[PROBLEM]
Across all the records, filter for lines with the word "after" and copy them.

* * *

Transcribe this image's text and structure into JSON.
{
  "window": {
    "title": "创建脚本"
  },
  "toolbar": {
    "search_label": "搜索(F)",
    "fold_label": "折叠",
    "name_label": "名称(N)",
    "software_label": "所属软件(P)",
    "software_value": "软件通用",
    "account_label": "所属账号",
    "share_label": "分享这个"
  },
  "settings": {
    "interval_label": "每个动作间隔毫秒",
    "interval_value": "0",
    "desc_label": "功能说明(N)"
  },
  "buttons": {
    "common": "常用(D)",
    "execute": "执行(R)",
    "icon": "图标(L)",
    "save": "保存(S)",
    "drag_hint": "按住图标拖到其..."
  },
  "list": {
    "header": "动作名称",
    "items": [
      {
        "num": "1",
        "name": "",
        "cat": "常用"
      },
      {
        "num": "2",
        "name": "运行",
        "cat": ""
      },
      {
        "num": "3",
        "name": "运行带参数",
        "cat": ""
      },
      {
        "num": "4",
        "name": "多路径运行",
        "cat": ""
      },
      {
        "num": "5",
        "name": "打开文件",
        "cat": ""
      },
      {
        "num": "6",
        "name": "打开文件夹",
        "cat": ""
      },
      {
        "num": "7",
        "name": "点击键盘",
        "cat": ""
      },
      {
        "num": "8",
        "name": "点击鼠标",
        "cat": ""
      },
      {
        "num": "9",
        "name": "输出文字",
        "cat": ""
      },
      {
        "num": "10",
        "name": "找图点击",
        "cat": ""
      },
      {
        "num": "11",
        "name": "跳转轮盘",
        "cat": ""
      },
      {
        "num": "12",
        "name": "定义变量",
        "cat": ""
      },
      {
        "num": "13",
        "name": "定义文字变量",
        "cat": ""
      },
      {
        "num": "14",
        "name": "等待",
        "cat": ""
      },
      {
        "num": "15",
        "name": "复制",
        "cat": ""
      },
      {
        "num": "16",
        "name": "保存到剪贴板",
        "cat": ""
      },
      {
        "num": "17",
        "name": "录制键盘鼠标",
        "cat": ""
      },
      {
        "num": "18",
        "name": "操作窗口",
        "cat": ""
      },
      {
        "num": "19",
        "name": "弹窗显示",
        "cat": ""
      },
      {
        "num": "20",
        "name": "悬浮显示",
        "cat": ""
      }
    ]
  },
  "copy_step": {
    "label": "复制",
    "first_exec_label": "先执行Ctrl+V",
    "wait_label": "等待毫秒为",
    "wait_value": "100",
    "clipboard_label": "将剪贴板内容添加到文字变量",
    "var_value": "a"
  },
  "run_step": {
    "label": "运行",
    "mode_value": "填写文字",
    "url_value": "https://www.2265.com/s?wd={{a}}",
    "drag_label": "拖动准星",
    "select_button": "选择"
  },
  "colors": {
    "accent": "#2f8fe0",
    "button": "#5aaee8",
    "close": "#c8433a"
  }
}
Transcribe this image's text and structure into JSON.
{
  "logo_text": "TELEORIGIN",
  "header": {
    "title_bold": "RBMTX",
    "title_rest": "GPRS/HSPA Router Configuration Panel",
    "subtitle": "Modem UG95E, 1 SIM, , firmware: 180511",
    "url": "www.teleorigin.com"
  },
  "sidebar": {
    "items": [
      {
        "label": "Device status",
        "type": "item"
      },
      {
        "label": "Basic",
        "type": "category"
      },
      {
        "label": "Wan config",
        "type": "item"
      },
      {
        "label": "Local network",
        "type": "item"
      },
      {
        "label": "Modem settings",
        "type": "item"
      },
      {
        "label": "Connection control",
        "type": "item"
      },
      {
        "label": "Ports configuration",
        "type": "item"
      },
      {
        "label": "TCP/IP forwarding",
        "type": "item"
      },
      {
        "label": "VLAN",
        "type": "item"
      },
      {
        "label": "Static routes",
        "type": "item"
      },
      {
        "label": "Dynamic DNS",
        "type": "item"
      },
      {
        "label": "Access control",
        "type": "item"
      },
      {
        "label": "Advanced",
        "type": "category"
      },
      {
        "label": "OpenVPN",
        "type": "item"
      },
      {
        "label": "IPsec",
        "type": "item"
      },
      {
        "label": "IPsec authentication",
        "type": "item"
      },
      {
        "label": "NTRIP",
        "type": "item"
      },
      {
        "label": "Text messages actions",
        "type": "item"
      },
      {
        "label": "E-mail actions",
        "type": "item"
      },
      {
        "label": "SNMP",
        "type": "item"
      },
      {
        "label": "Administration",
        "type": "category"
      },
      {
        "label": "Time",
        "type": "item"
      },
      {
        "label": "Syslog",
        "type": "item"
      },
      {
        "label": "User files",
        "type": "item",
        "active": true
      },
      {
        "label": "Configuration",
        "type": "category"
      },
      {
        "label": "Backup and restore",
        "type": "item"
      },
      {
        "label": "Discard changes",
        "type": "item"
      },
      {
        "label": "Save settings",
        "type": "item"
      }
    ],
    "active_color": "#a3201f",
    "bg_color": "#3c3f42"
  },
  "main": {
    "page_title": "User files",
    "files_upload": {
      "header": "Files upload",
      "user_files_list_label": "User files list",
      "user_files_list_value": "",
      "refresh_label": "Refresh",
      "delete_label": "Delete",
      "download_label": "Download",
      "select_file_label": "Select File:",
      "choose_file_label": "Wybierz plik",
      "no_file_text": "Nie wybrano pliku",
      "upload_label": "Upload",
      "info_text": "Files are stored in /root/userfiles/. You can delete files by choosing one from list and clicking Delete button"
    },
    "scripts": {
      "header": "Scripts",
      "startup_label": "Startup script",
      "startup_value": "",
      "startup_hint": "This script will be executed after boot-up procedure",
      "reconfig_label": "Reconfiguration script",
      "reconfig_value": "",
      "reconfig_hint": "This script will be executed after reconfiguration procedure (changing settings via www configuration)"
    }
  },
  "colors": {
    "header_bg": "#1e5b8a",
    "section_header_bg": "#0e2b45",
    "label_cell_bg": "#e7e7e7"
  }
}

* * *

[ANSWER SECTION]
      "startup_hint": "This script will be executed after boot-up procedure",
      "reconfig_hint": "This script will be executed after reconfiguration procedure (changing settings via www configuration)"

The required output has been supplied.